The flaw grabbed widespread media attention when it was revealed in 2014, and made countless businesses scramble to fix their servers. But a study released this week by Venafi, a Salt Lake City, Utah-based cybersecurity firm, shows those efforts were not always enough.
Cybercriminals can still exploit the vulnerability to gain usernames and passwords as well as sensitive business and financial data, the study found.
"Heartbleed is still prevalent," said Josh Abraham, vice president of services at Austin Texas- headquartered Praetorian, a cybersecurity company that helps organizations minimize risk. Heartbleed affects OpenSSL, a software which allows websites to communicate information securely over the Internet.

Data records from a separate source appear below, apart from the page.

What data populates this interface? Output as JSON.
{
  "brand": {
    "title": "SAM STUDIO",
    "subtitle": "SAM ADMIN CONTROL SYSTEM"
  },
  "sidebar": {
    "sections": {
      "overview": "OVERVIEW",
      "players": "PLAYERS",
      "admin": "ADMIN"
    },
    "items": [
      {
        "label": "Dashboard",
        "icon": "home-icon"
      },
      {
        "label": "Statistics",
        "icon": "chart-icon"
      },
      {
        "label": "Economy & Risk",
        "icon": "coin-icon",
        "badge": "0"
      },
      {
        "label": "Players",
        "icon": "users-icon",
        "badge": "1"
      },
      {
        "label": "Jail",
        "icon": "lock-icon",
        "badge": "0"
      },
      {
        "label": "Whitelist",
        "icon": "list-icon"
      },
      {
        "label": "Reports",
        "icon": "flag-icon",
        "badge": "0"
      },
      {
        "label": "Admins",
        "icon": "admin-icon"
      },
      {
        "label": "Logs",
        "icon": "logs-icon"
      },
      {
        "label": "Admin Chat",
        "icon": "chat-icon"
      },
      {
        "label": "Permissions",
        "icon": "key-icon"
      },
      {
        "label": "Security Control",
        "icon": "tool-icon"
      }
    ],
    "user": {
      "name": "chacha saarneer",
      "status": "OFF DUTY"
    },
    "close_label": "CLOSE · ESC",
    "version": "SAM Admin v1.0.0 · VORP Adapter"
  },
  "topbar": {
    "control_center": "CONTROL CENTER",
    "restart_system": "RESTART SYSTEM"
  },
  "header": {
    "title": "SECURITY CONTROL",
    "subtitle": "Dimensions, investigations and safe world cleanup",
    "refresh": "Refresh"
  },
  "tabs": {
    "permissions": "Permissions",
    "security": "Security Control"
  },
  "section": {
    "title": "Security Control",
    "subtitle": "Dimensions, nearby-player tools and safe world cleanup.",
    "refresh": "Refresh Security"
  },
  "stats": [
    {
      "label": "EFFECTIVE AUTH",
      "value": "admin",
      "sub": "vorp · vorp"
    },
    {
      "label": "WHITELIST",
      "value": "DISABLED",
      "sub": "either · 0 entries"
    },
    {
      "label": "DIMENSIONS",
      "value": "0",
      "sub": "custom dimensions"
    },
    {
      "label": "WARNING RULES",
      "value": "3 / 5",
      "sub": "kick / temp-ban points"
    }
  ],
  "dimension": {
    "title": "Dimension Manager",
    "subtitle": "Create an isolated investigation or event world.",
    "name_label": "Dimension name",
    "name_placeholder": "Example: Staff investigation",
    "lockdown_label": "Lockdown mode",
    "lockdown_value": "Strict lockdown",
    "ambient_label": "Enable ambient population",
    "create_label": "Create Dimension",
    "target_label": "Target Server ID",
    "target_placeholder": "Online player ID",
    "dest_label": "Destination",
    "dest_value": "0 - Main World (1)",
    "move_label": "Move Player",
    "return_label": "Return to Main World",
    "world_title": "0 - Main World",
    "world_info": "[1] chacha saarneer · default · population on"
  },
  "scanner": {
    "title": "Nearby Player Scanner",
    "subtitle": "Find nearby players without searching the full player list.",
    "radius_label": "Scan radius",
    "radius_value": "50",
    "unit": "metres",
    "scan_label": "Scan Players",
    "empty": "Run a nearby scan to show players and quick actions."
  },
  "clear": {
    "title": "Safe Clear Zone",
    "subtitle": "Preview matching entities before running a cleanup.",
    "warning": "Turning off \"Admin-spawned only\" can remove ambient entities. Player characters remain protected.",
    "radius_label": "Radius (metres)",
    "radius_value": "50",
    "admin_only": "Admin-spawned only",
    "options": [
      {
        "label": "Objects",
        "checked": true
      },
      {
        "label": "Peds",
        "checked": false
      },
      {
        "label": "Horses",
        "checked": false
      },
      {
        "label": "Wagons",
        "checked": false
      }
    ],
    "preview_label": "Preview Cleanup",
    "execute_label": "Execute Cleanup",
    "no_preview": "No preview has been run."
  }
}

Venafi compared historical vulnerability scans for Global 2000 business over the past year and found that 1,223 companies in the Global 2000 were still potentially vulnerable to the virus. In addition, from August 2014 to April 2015, the scans found only 2 percent more companies (from 387 companies to 419 companies) had completed their Heartbleed fixes.
A separate study by researchers from Northeastern University, Stanford University and University of Maryland released in November also found that more needed to be done by businesses to fix the Heartbleed vulnerability.
In order to fix Heartbleed fully, companies need either to patch or install updated software to their servers, and then change their SSL certificates and private keys, according to Kevin Bocek, vice president of security strategy and threat intelligence at Venafi. (An SSL certificate is a small data file that encrypts data sent over the Internet to keep it secure, and a private key is used to decrypt the data.)
Even once the updated software is installed, companies could be still vulnerable if hackers were able to access the SSL certificate and private key before the vulnerability was fixed.
Another danger of the stolen SSL certificates and private keys is that websites can be spoofed, according to Bocek. Hackers can use the information gained from the Heartbleed vulnerability to set up fake websites that appear to consumers to be real.
"[Full remediation] is taking more time because it's slow to do," said Bocek.
The full dangers of Heartbleed are unknown. While well-known companies have had sensitive information stolen, sometimes in high-profile attacks, determining that a breach was caused specifically by Heartbleed is difficult, said Praetorian's Abraham.
The larger lesson is that businesses need to be better at updating their servers, say cybersecurity experts
"Unfortunately, Heartbleed was just one example of a vulnerability that needs patching and remediation as soon as possible…organizations that don't manage vulnerabilities will fall victim to trivial attacks," said Erik Heidt, a research director for Gartner, a Stamford, Connecticut-based technology research and advisory company.